Biggle was silent. Getting up to speed means acceleration, and a rocket has to accelerate to get to nearly the speed of light. His eyes widened without him even realizing it, and Millie went in for the kill. “So you see, professor, the astronauts on the ship with their clock have to accelerate to get up to speed, so they feel that acceleration as they do it. Sure, the astronauts don’t need to feel the acceleration to find out their clock is running slower – they are moving fast, so space is contracted and the distance to their final destination is shortened. Sure, they travel a shorter distance than people on earth think it is, and thus when they do their round trip they do it in less time than people on earth think it takes. But you seem like a man who likes to feel and taste things, so let’s face it: there is no paradox, because the people on the ship know that they have been moving – they had to accelerate, and that gave it all away. The paradox is no more.”
Biggle was silent and pale. Once, when he was a child sitting on an Amtrak in Penn Station, he had looked out a window at the neighboring train. He hadn’t felt his own train begin its gentle acceleration, it was so subtle and so slight. He was convinced the train next to them was moving backward, until suddenly the end of that train disappeared behind them and he could see the switch yard landscape in motion. A wave of nausea had overtaken him, his vision blurred, his brain scrambled to reconfigure to the reality of the situation. The train suddenly jerked and pulled him against the seat, as if to convince him he had been moving the whole time. He hadn’t thought about that moment in a very long time, lost in the span of so many other moments.
Millie was silent now, her eyes closed again. Biggle remained silent. He felt that moment again, that moment of realizing it was he that was moving and not the next train – nauseous, brain a bit scrambled as if a film over reality peeled away. In that old reality, gone only moments, he had blathered like a fool on a zealous TV program and railed against modern science. Now he saw that once, when he was child, the universe had tried to speak to him on that train, and he had not listened.

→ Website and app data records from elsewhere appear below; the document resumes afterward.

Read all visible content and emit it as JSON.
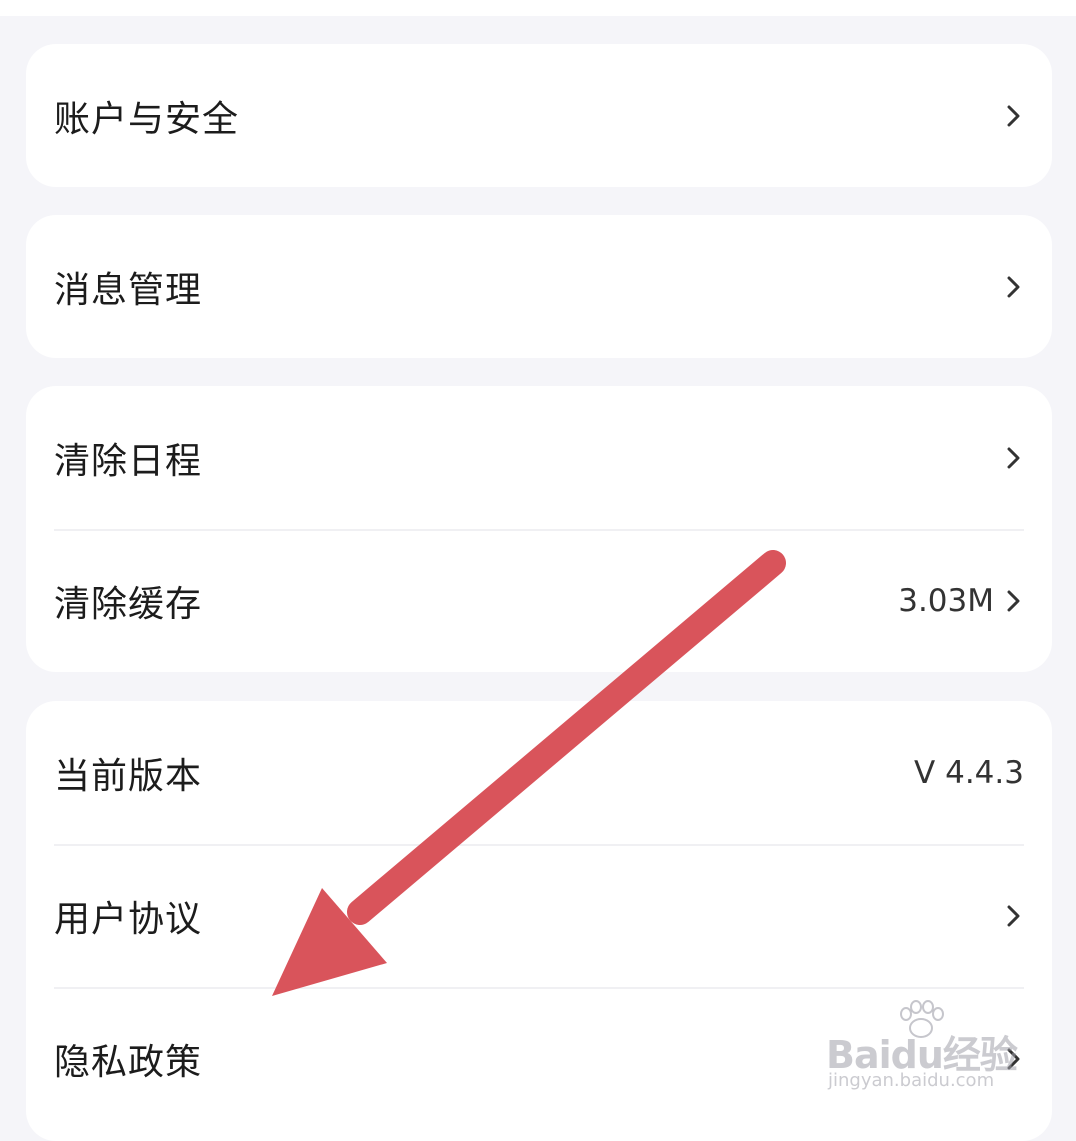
{
  "settings": {
    "account_security": "账户与安全",
    "message_management": "消息管理",
    "clear_schedule": "清除日程",
    "clear_cache": "清除缓存",
    "cache_size": "3.03M",
    "current_version": "当前版本",
    "version_value": "V 4.4.3",
    "user_agreement": "用户协议",
    "privacy_policy": "隐私政策"
  },
  "watermark": {
    "brand": "Baidu经验",
    "url": "jingyan.baidu.com"
  },
  "colors": {
    "background": "#f5f5f9",
    "card": "#ffffff",
    "arrow": "#d9545b",
    "chevron": "#333333"
  },
  "icons": {
    "chevron": "chevron-right-icon",
    "annotation": "red-arrow-annotation"
  }
}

As if privy to his thoughts, Millie said, “You know, professor, I recommend you pay closer attention the next time the universe talks to you.”